- Maria van Oosterwijck
- Still Life of Roses, Carnations, Marigolds and Other Flowers with a Sunflower and Striped Grass, in a Glass Vase with a Knife and String upon a Marble Ledge
- signed and dated on the ledge lower left: MARIA VAN OOSTERWYCK f. 1680
- oil on canvas
- 38 1/4 x 30 3/8 inches
Friedrich Frey Fürst (1862-1944);
Thence by decent to his son, Fritz Frey;
By whom sold ('The Property of Fritz Frey'), London, Sotheby's, 11 December 1996, lot 79;
There purchased by the present collector.

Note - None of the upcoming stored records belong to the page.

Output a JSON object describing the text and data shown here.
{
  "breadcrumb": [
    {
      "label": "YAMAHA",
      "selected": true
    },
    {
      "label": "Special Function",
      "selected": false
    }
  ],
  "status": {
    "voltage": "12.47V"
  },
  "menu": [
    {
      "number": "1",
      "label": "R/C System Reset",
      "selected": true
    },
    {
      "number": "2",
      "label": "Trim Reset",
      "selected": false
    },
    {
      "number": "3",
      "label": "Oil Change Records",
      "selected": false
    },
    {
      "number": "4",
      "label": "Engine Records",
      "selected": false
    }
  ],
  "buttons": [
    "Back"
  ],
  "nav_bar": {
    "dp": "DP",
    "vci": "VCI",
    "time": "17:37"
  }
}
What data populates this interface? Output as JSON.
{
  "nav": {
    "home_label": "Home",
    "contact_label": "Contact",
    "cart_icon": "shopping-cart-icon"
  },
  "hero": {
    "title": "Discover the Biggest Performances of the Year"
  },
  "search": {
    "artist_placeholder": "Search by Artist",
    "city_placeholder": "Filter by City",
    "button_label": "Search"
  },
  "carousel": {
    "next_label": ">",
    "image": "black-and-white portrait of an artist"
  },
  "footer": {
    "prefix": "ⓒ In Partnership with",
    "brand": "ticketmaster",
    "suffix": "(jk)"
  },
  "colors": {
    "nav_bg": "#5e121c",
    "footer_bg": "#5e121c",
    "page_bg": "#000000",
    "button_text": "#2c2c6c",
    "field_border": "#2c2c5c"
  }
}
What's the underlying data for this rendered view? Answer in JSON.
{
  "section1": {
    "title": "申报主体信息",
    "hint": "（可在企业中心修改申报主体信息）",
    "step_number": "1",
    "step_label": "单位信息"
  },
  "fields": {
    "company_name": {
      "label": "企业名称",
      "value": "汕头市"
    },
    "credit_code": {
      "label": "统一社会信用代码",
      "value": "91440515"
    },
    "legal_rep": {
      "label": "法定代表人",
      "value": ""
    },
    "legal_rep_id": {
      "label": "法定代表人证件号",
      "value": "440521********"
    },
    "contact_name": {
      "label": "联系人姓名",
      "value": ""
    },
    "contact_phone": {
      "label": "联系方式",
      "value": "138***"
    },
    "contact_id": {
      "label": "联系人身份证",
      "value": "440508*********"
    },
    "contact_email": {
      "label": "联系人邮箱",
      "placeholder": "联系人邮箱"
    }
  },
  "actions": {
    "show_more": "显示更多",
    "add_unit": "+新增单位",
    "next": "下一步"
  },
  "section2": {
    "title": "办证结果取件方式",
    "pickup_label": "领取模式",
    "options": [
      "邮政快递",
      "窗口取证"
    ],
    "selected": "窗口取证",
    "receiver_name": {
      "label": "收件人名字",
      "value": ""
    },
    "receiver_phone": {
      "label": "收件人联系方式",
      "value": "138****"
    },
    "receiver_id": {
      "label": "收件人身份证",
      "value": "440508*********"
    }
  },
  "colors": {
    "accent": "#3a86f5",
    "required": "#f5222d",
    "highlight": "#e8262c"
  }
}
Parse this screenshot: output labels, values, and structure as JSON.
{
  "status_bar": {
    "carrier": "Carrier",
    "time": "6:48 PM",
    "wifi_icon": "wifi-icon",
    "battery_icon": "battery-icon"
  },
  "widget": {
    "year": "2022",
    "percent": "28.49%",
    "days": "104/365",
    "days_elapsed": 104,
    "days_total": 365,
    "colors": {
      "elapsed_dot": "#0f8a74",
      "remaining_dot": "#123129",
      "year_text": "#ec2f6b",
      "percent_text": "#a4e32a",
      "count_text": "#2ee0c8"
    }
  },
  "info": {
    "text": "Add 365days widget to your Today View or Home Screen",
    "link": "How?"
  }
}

Although van Oosterwyck's work borrows elements from Jan Davidsz. de Heem, with whom she studied according to her biographer Arnold Houbraken, her personal style is more sober and reticent in presentation. This was no doubt a reflection of her own pious character; she died unmarried and was 'modest and unusually religious'.1 She was reputedly a slow worker and, as a result, paintings by her are rare, though she did have a rather considerable royal clientele including Louis XIV, King Jan Sobieski of Poland, and Emperor Leopold I.2 The motifs of the sunflower and the striped Canary grass seem to have been favorites and recur in several of her flower pieces. The present work may, for example, be closely compared to the Flower Piece with Shells painted for the Elector of Saxony, and now in the Staatliche Kunstsammlungen in Dresden (reproduced in P. Mitchell, European Flower Painters, 1973, p. 192, fig. 269).
This picture once formed part of the Bürgenstock collection, a remarkable private collection assembled by Swiss hotelier Friedrich Frey-Fürst. Many of the works from the collection, which focused primarily on Dutch and Flemish pictures, adorned the walls of his hotels, the most famous of which being the namesake of the collection, Bürgenstock, which overlooks Lake Lucerne. Frey-Fürst amassed the majority of his art in the 1930s, and although its strength lay in its Northern pictures, among which the present canvas ranked as one of the finest, he also collected a number of Italian pictures. Upon his death, Frey-Fürst's son Fritz Frey inherited the entire group and subsequently sold a portion of it, including the present work, in London, Sotheby's, 11 December 1996.
1. A. Houbraken, De Groote Schouburgh, II, Amsterdam 1718-1721, p. 216.
2. B. Haak, The Golden Age: Dutch Painters of the Seventeenth Century, New York 1984, p. 454.